____ Material for the task

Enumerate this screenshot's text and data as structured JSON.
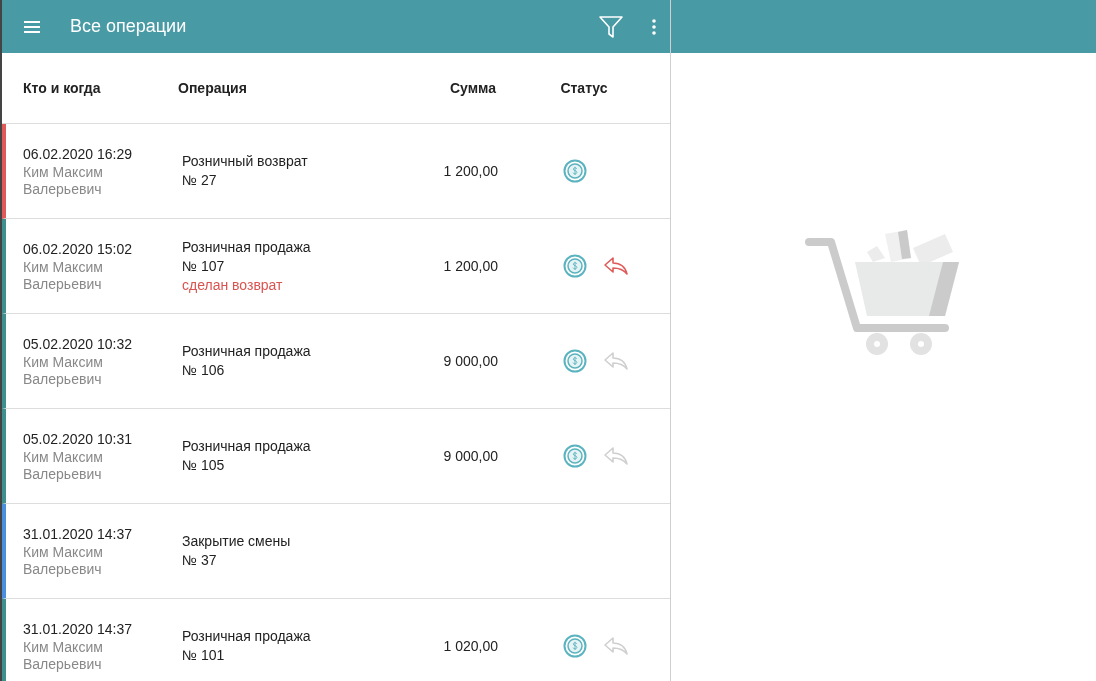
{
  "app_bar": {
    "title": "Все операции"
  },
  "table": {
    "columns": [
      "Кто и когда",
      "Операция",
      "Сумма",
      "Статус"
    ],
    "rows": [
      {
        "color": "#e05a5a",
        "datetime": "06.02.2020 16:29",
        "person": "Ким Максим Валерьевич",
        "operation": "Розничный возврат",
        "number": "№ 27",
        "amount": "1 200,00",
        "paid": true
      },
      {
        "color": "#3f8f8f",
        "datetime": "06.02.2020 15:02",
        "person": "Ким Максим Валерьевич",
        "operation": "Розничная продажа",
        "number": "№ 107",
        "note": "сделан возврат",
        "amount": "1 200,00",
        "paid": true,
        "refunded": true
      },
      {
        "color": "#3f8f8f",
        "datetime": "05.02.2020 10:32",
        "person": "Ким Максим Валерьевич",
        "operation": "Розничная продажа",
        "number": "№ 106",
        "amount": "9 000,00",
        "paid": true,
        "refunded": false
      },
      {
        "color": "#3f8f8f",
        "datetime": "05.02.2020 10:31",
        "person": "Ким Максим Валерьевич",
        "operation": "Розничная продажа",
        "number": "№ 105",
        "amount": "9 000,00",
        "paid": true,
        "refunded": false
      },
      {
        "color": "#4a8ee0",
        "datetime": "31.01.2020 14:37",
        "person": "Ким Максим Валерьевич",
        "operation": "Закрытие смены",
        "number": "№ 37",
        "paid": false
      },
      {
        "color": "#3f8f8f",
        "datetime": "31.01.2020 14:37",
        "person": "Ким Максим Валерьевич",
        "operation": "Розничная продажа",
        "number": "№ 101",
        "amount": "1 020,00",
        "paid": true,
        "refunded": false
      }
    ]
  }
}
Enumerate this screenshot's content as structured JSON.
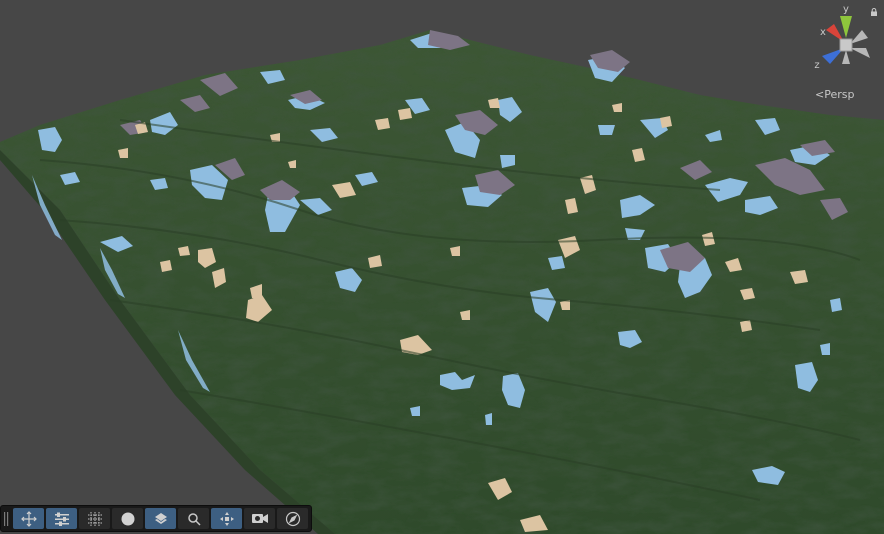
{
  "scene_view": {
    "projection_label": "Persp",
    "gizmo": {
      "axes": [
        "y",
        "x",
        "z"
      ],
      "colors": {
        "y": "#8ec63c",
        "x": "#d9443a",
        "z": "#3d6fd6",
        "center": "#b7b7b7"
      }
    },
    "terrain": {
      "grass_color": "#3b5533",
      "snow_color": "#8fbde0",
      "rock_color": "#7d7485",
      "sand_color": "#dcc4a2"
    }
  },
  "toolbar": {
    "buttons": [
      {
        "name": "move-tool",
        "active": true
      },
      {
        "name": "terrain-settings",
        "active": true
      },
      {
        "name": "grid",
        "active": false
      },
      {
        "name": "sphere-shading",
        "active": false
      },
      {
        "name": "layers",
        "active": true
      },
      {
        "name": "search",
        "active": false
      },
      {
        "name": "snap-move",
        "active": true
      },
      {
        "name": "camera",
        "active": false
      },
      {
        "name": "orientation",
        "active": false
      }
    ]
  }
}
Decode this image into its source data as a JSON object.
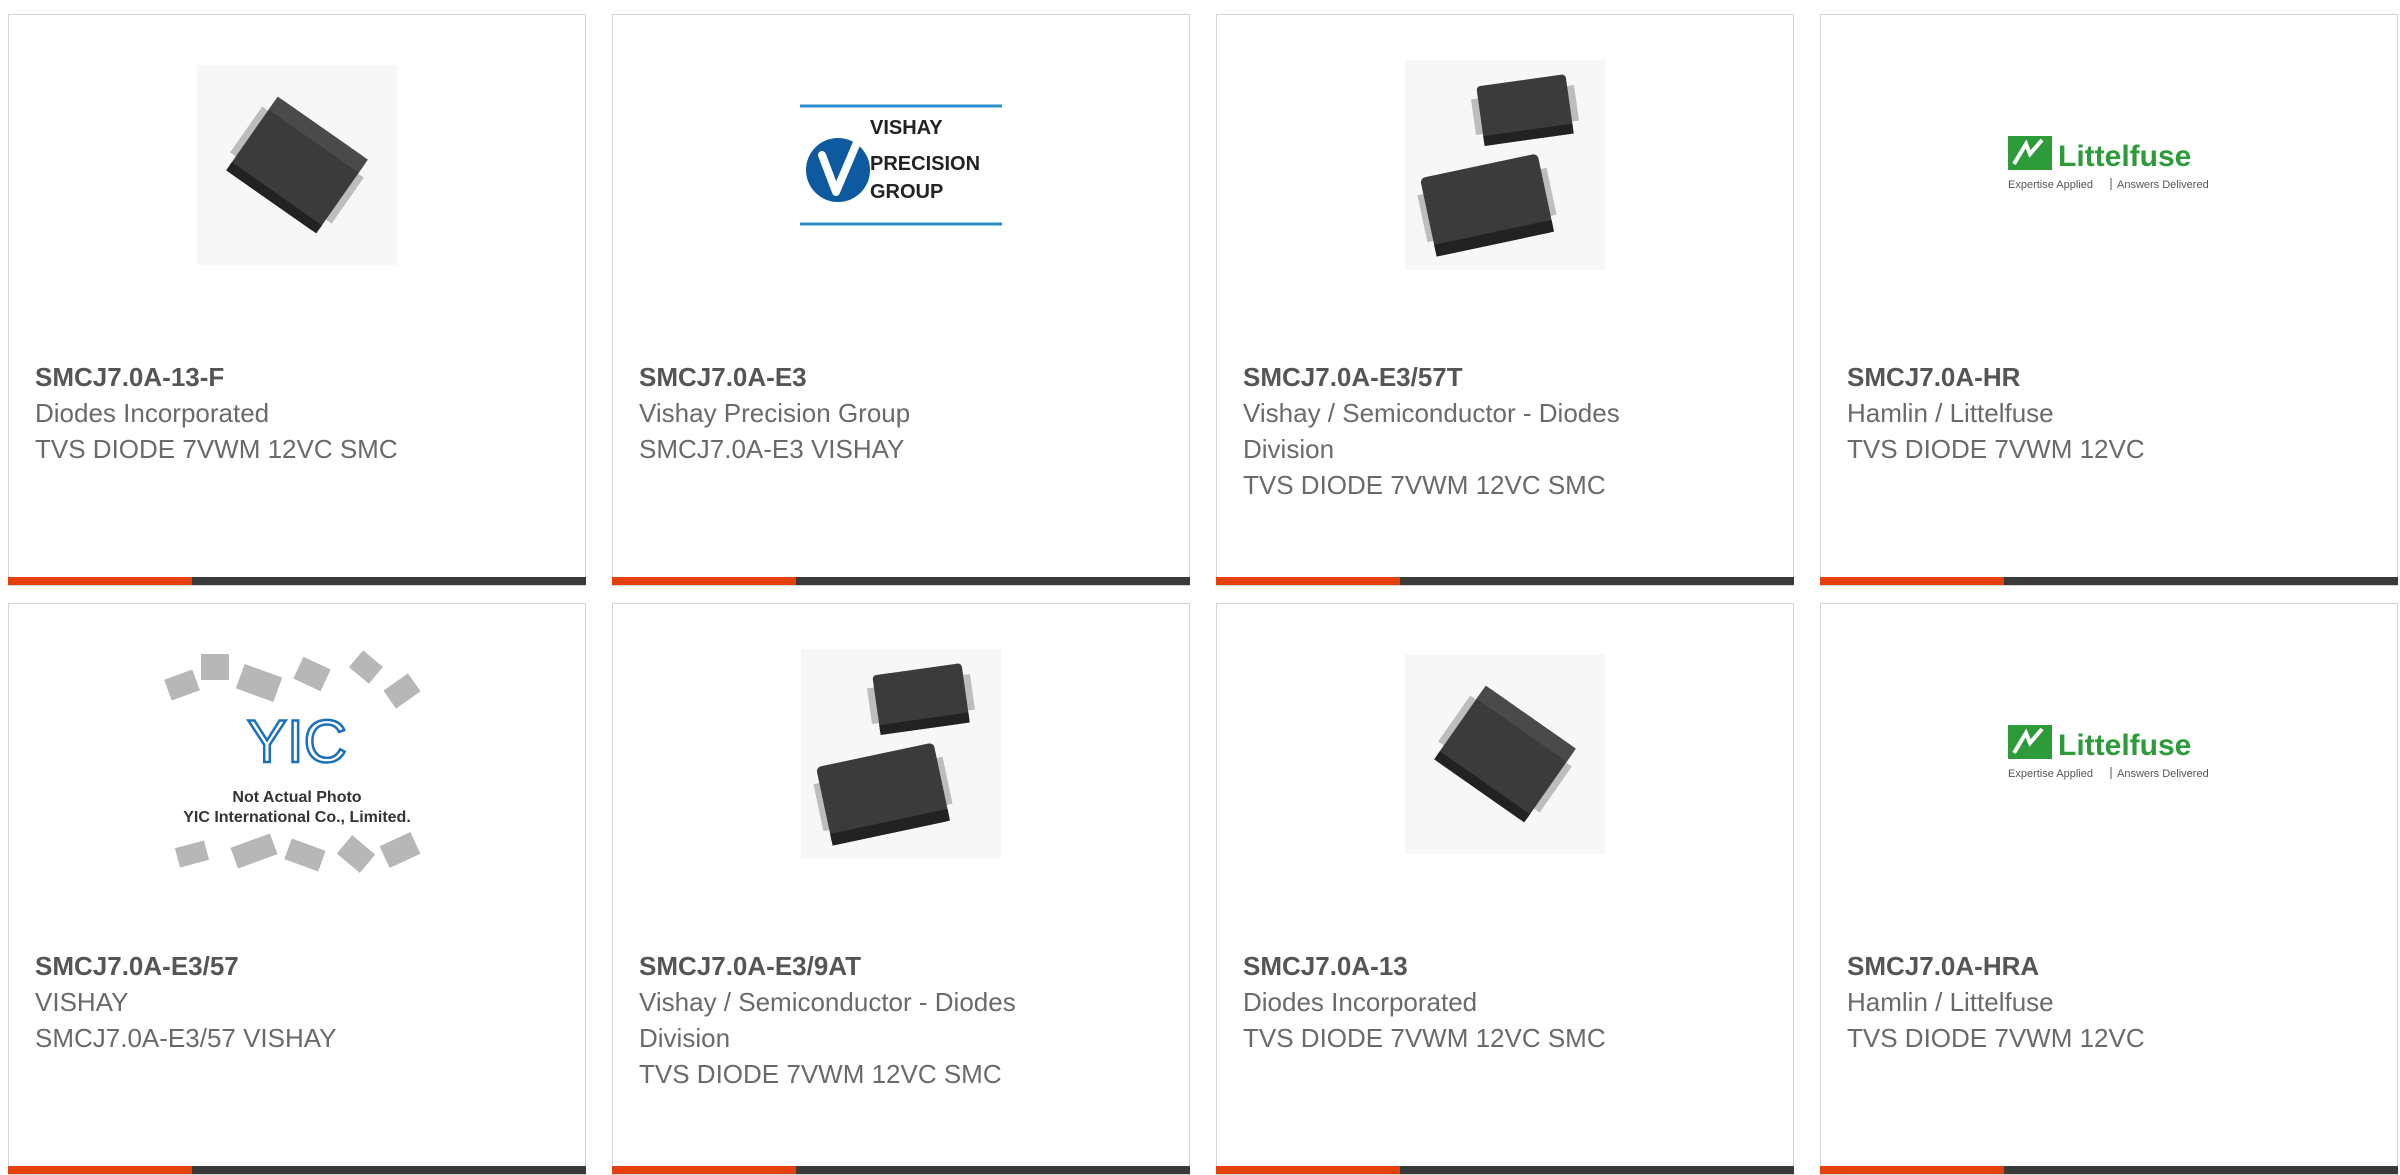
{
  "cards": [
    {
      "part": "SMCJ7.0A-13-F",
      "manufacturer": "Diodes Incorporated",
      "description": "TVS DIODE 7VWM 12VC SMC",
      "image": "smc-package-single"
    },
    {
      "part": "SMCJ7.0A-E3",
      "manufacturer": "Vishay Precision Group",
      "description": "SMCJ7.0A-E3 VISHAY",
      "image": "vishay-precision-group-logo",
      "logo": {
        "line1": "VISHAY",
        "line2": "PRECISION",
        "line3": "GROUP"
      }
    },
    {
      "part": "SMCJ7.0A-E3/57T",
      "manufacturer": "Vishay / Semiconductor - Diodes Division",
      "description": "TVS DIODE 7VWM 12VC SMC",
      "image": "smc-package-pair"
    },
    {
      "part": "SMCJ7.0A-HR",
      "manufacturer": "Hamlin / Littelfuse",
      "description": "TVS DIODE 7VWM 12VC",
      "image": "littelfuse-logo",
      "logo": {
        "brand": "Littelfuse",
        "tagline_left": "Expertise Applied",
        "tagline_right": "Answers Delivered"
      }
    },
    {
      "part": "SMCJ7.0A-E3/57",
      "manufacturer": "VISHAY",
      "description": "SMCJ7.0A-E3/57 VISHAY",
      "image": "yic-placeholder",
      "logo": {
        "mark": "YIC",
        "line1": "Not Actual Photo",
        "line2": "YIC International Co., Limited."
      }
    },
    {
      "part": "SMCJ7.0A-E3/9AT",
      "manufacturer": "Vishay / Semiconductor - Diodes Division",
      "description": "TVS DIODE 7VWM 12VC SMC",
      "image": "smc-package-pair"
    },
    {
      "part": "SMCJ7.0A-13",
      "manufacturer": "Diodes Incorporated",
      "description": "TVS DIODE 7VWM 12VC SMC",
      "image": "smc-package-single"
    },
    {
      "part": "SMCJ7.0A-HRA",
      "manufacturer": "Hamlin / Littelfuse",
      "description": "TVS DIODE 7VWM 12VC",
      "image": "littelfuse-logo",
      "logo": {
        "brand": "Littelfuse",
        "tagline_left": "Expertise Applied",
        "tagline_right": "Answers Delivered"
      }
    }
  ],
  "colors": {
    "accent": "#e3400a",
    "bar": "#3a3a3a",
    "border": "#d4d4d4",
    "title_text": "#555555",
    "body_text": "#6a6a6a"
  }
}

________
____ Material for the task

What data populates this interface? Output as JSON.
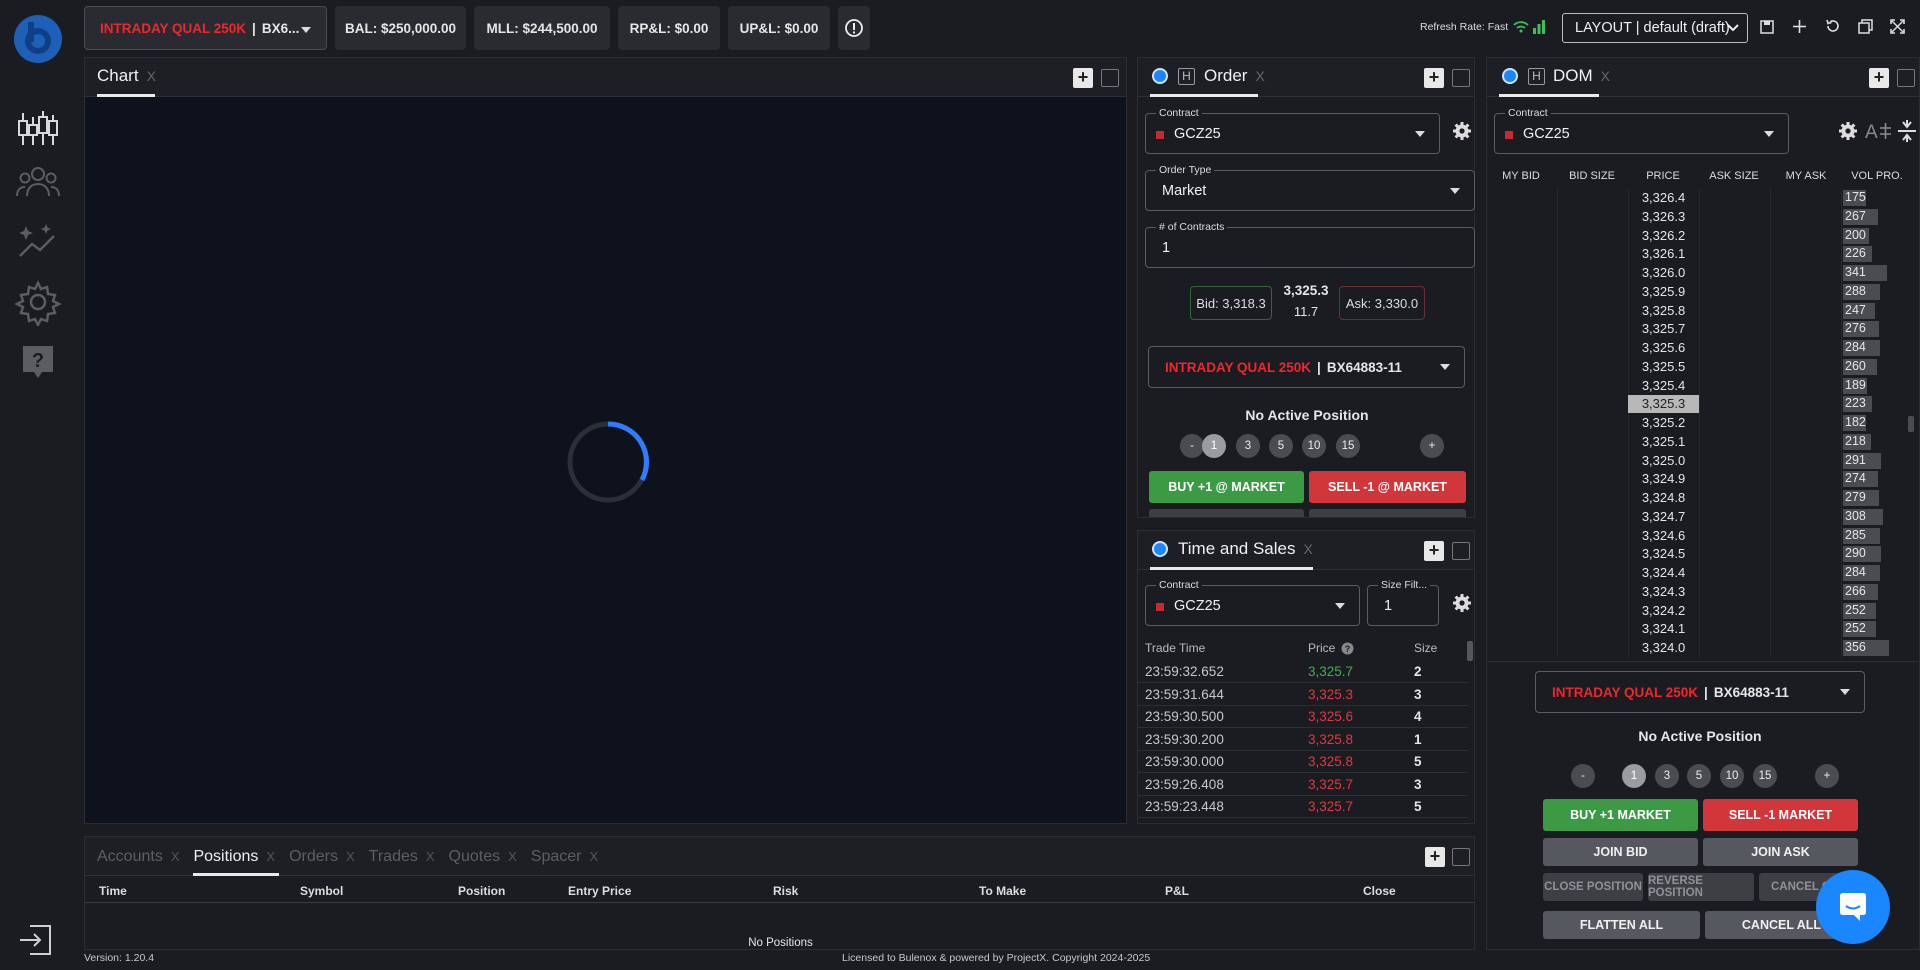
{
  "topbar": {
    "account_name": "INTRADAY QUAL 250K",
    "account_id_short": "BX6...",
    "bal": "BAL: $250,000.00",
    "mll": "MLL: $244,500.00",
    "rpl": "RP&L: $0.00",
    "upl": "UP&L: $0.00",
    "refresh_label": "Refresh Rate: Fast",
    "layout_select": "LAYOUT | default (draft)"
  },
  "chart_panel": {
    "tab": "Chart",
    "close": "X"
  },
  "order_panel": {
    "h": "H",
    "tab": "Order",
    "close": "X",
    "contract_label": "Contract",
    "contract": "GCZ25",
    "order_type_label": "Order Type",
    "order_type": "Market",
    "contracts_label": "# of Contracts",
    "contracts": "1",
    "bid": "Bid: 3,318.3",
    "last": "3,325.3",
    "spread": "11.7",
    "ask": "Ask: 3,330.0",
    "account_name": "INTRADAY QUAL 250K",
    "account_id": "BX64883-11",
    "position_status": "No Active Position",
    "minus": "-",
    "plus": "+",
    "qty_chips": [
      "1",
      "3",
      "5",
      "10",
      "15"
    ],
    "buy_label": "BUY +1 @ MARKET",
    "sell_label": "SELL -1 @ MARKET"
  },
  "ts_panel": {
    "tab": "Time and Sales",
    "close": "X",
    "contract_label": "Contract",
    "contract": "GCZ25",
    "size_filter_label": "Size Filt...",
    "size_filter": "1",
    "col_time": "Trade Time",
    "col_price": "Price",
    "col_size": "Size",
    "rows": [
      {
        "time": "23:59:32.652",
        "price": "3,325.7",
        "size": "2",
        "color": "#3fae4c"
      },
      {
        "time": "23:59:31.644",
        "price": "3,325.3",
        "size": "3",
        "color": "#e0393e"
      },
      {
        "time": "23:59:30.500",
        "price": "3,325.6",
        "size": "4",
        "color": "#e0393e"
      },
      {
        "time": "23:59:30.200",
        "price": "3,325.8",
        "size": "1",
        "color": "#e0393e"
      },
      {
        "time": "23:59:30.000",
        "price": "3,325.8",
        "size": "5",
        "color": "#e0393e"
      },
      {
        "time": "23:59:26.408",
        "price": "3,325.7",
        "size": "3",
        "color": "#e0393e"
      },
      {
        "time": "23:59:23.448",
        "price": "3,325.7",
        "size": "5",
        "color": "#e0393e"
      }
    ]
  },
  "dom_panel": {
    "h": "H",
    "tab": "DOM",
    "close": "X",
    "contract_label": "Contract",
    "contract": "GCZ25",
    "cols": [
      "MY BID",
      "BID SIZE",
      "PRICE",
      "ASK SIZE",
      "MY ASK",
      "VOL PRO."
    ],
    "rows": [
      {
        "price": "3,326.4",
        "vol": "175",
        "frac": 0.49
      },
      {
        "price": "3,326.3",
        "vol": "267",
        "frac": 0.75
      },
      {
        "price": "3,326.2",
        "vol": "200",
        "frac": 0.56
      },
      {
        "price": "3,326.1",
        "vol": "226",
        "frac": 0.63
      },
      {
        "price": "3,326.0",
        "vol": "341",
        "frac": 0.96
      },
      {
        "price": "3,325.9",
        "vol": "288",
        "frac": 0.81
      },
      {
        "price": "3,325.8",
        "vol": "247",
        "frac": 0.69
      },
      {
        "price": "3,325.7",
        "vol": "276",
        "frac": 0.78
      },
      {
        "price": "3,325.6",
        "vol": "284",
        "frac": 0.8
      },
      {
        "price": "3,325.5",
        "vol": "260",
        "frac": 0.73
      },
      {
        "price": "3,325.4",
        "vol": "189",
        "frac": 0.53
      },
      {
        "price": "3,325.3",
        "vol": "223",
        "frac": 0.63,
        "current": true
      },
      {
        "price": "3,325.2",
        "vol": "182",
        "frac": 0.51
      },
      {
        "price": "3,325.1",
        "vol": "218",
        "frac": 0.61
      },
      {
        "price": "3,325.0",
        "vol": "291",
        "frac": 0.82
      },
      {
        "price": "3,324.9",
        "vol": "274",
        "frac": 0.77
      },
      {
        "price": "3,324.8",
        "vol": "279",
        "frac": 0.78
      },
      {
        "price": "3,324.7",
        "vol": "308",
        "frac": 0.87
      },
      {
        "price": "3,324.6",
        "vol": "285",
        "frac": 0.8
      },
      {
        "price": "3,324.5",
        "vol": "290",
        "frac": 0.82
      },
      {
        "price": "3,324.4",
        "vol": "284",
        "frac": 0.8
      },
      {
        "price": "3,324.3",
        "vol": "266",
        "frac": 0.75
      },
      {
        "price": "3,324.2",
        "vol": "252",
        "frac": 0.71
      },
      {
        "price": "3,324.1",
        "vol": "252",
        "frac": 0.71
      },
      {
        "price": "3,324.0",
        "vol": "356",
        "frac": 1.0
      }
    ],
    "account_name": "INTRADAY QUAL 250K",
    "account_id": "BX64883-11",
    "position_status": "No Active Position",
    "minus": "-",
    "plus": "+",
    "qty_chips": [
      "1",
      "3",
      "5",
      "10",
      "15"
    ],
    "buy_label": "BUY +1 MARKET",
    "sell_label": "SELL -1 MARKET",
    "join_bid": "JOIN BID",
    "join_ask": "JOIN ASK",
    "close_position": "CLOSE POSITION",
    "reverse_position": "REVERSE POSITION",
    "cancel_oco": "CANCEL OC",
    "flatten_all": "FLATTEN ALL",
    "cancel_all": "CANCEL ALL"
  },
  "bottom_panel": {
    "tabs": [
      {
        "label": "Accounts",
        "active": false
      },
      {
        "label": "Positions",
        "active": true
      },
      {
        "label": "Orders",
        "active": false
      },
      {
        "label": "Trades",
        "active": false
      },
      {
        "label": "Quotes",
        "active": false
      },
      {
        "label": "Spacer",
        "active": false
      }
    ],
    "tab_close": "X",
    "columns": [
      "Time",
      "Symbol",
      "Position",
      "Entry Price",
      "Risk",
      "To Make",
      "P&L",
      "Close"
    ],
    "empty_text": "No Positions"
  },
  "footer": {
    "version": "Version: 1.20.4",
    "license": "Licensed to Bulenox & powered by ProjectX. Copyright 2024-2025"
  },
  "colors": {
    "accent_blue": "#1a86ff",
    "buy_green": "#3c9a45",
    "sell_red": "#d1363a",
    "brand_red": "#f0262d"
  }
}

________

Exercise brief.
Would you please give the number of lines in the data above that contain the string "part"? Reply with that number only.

Exercise result.
8